‘In photovoltaic systems, inverters convert the direct current of the solar modules connected into alternating current, which can then be fed into the network. They also play a central role in the provision of reactive power or an operating reserve and in energy management, e.g. in combination with a battery storage facility’, explains Bianca Böttge, responsible for coordinating the project at the Fraunhofer IMWS. Special demands are made of power electronic inverters with nominal power outputs of a few hundred watts up to the megawatt range: they must have an extremely robust design to protect them against environmental factors during virtually continuous operation over large periods exceeding 20 years. Specifically, the interaction between voltage, temperature and humidity can accelerate ageing and failure processes.

Given that the solar power industry is still relatively young – the first modules mass produced for the market are only now reaching the end of their working lives – there are still gaps in our understanding of how the materials and components used to manufacture them actually behave. In order to ensure the required levels of performance, power electronic components currently undergo intensive testing and in part are manufactured so that in case of doubt, they are capable of meeting and exceeding the demands made of them. This means that they are designed to cope with high demands with long service lives, which they are never actually required to satisfy in actual use. At the same time, inverters are characterized by rapid innovation cycles, which means that any experience acquired cannot be readily transferred to new models and future generations of products.  

‘As opposed to what occurs, say, in microelectronics, there are components and ageing processes that are still critical and as yet insufficiently researched. This is why we want to help arrive at a deeper understanding and at the same time develop new methods. This will lead to a feasible method for a development process for new power electronic components and systems. This will open up the prospect of cost savings for manufacturers while at the same time ensuring reliability for users over long working lives’, says Böttge. Specifically, it should be possible to arrive at verifiable predictions of the lifecycles of inverters, enabling a reduction in the volume of testing required. It will also be possible to design equipment in a more targeted fashion for its required working life, further reducing costs. The project focuses in particular on film capacitors and electromechanical switches.   

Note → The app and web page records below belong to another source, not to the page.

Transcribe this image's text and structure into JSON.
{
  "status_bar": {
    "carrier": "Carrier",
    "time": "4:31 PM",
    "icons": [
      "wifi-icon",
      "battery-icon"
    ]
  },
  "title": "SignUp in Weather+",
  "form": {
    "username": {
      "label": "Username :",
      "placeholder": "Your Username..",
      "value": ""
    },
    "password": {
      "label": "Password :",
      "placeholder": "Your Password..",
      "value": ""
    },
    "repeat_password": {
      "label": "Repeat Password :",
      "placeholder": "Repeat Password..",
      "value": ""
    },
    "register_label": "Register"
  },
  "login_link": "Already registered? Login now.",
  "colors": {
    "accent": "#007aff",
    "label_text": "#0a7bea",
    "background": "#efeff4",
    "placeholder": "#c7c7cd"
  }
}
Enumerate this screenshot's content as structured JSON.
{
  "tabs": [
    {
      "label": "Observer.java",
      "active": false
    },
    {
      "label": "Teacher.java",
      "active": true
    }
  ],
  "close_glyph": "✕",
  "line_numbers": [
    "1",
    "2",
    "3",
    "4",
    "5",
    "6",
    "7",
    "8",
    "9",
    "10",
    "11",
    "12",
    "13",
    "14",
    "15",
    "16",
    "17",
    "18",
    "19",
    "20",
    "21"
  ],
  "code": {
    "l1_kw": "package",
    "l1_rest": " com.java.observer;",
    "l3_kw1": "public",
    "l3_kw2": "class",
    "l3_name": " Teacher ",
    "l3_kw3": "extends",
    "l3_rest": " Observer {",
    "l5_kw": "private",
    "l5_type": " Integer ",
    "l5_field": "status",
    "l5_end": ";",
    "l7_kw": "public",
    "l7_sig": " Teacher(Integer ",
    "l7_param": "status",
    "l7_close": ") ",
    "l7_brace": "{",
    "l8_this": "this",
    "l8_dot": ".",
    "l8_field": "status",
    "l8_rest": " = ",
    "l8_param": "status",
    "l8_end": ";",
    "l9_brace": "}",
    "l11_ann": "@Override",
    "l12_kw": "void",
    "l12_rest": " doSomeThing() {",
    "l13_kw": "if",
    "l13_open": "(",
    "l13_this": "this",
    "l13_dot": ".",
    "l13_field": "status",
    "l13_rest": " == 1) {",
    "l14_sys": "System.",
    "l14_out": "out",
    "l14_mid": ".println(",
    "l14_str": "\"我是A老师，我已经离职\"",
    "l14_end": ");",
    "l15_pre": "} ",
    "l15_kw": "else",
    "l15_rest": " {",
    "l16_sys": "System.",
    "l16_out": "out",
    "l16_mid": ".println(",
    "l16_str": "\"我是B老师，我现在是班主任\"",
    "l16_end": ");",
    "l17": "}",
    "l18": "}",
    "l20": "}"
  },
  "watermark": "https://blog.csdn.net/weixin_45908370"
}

Here, the work of the Fraunhofer IMWS centers on the clarification of failure and ageing mechanisms, including the interaction of these mechanisms with one another and exhaustive fault analysis of damaged power electronic components and inverters and the investigation and modelling of the temperature and humidity conditions in solar equipment. The experts in Halle will also turn their attention to the evaluation and optimization of test procedures for components and equipment with regard to reliability, robustness, ageing and accelerated ageing.  

‘Together with our project partners, we want to establish a new development methodology, which could have a significant impact on the reduction of costs. This will make quality assurance less expensive for manufacturers as well as reducing the costs of generating renewable energy overall. Renewable energies will become more competitive with respect to conventional electricity generation – while at the same improving their reliability’, says Böttge summing up the project’s goals.

 

Image ground-mounted plant in print resolution. The image may be used free of charge for editorial reporting on this topic. The permission of the Fraunhofer IMWS must be sought for any further use. [ JPG  2.32 MB ] 

Image rooftop solar plant in print resolution.  The image may be used free of charge for editorial reporting on this topic. The permission of the Fraunhofer IMWS must be sought for any further use. [ JPG  1.71 MB ]